I remember watching the movie Strange Days when I was younger and being struck by how cool it seemed. If you’re not familiar with the movie, Ralph Fiennes (who I remember as Jeff Bridges) is a former cop who deals in bootlegged discs with recorded memories. Users put on a helmet, a lot like the VR machines from those days, and experience a whole new reality. It was basically a movie about how virtual reality could screw up your existing reality and blur the lines between the two, generally making you crazy and ruining your life.
The movie seems loosely prophetic now, when companies like Google are dabbling in augmented and mediated reality. The concepts are similar to Strange Days but not nearly as dark and not necessitating nearly as cool a helmet to experience them.
One such example is an app I downloaded recently called “Zombies, Run!” It is an exceptionally cool app that mixes running and story telling in an interactive way. Instead of telling zombies to run as the syntax of the name suggests you are part of a post-apocalyptic zombie story that revolves around running in the real world. As Runner 5 your job is to help Able Township grow by scavenging for supplies and going on missions. You gradually learn about your world through radio messages and interactions with characters in the game.
The execution is pretty simple. Strap your iPhone to your arm, pick an iTunes playlist, start your mission and hit the streets. I decided to test the app at 11pm, when it was sufficiently dark and the streets were empty. Setting the mood in this way proved to be the best way to experience the app.
I set out for a 5-mile run and was immediately immersed in the story. I was riding on a helicopter into Able Township, hearing the rotor and crack of the radio as the pilot communicated with Able. Things very quickly went awry (as they often do in an apocalyptic world) and I found myself on the ground. I heard the moan of zombies and a sensor indicated that they were closing on me. I had to sprint to get away from the pack. After about a minute the moaning subsided and I was able to evade the pack. Just then the app told me that I had picked up a pack of batteries and a box of ammunition. I was learning about my role as it was unfolding…as I was running.
I received a message from the radio operator at Able telling me to head toward the town. He was guiding me away from zombie hordes and I occasionally had to sprint to evade them. If I wasn’t fast enough the zombies stripped me of my supplies. I eventually completed the mission and ended up at Able Township, where I learned more about the story.
When my run was over and I was back home I was prompted to allocate the supplies I had gathered to different parts of the township, including a medical center, housing area and armory. As I did, each facility grew and the population of Able grew accordingly. I also realized that I had run an extra mile because I was so engrossed in my augmented reality.

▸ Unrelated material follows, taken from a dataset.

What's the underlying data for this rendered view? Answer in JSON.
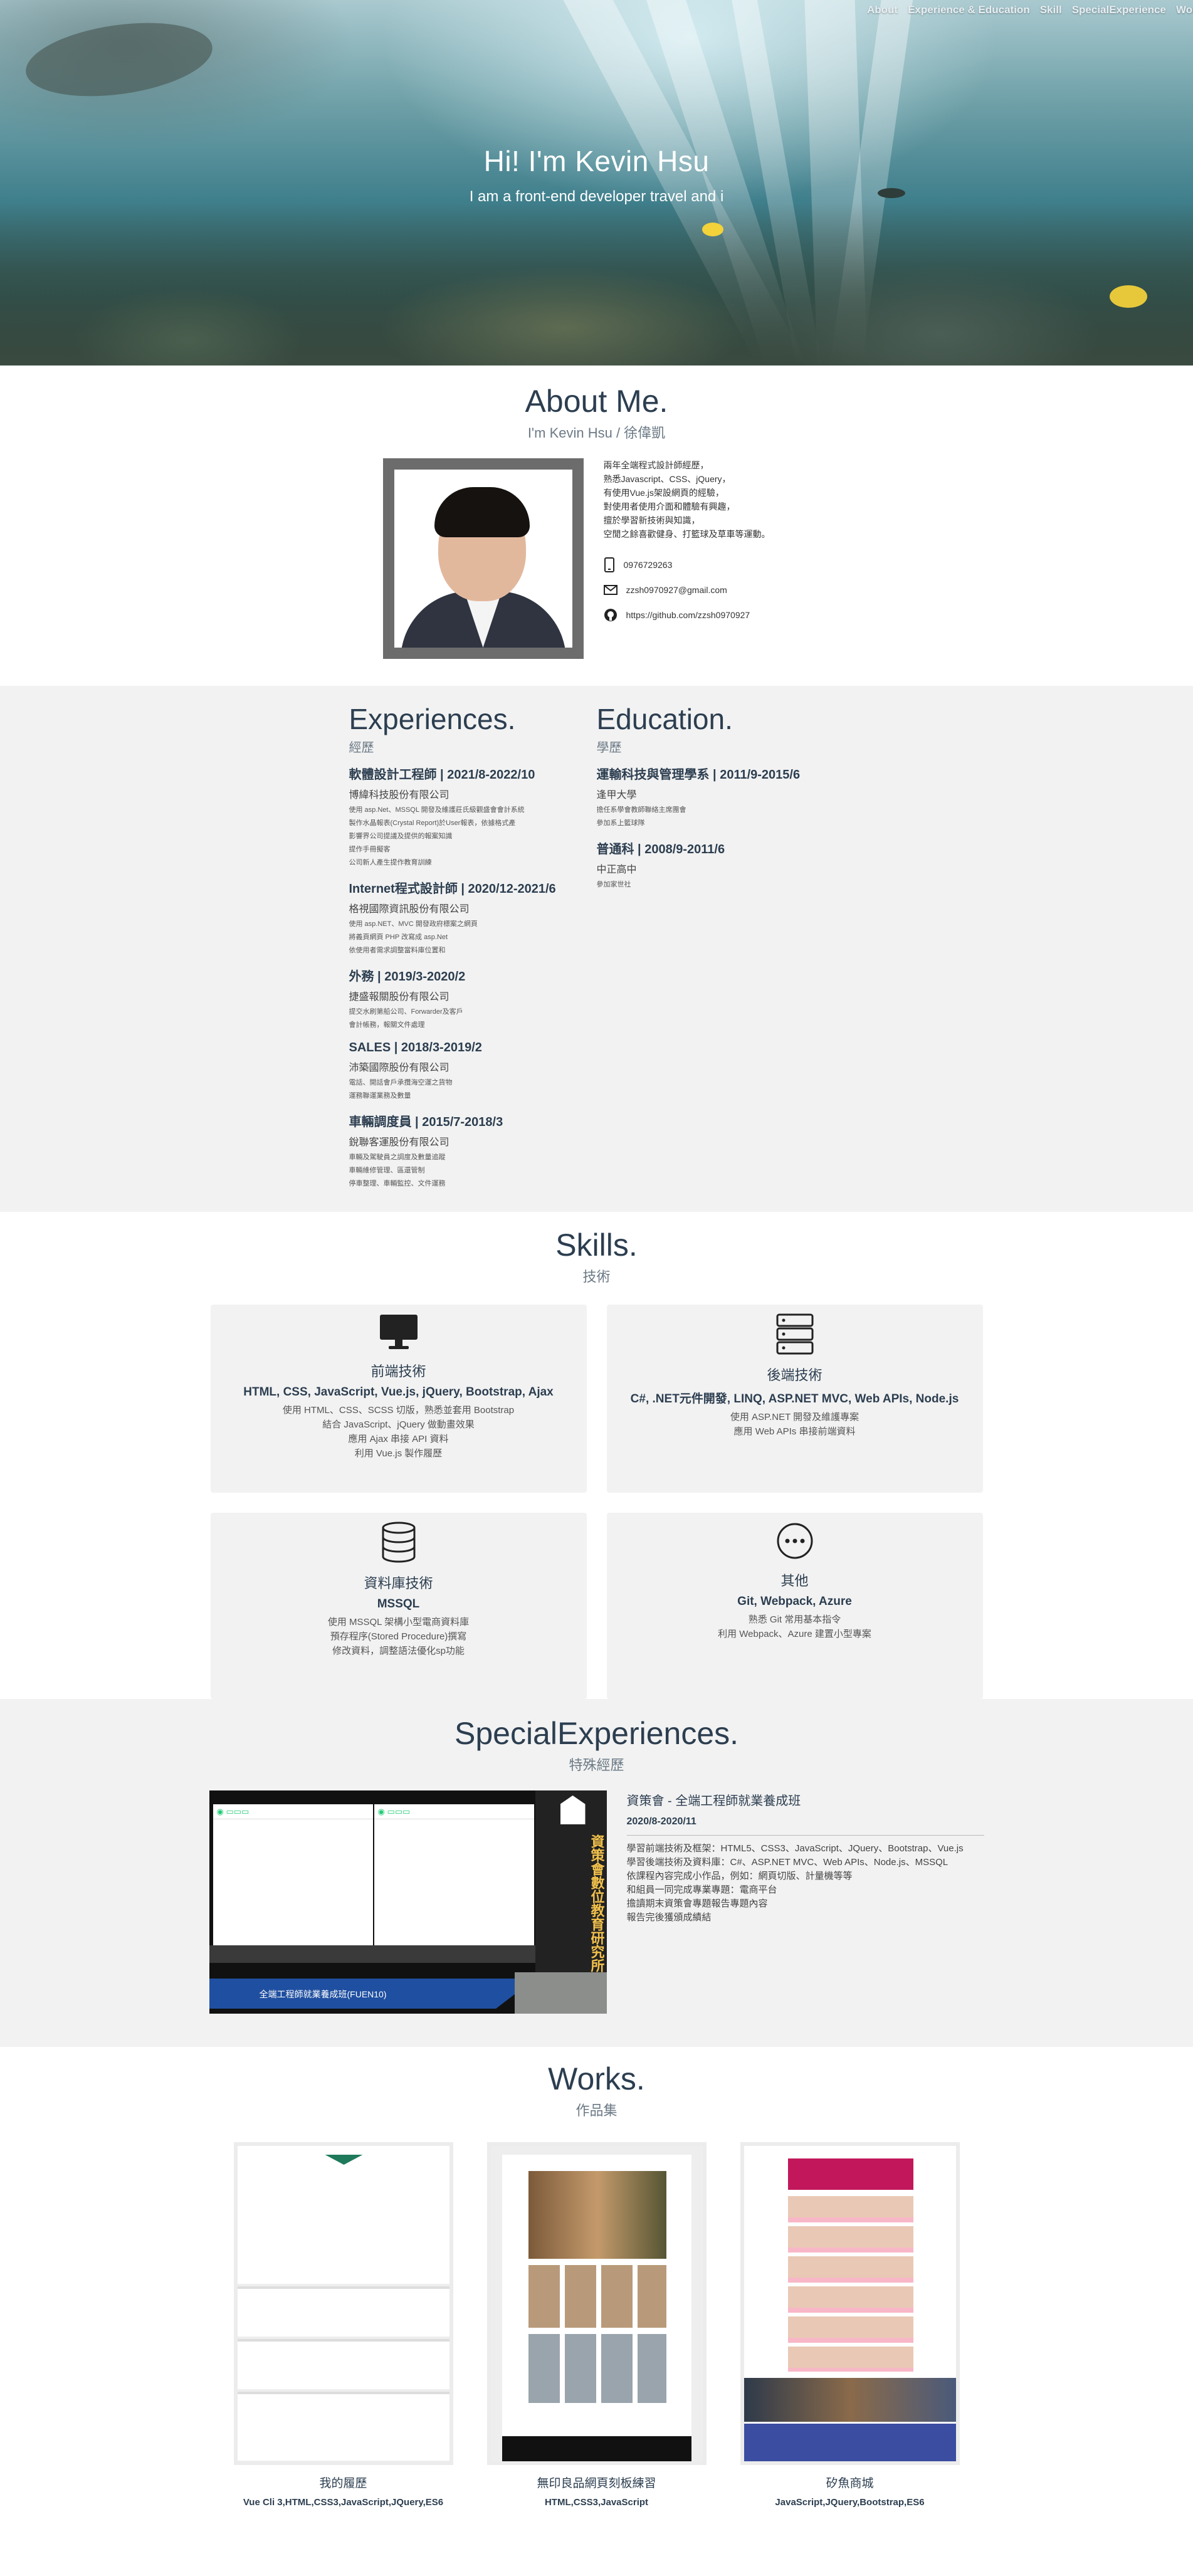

I’m four missions deep into the story and find myself wanting to get home from work so I can go for another run. It’s like reading a great book but I’m running while enjoying it. That is the concept, the atomic unit, of “Zombies, Run!” Think about that for a second. It’s so damn simple but so damn compelling. I downloaded a running app, an audio book and an online game in one. Exercising is just a bonus. That’s incredibly profound to me.
“Zombies, Run!” is an example of an app that effectively augments reality in a very entertaining way. As a game, it is pretty basic. As a running app, it is pretty basic. As a story, it is pretty basic. But when you combine all of those elements into one the packaged result is incredibly engaging. Testing “Zombies, Run!” and deconstructing what makes it so compelling has given me a new way to think about software, creativity and engagement. Augmented reality is reality and creative people are going to find increasingly cool ways to mold our perceived reality through our mobile technology.
While I like listening to stories I prefer to be the one telling them. Thinking and studying examples like this will definitely make me better at that.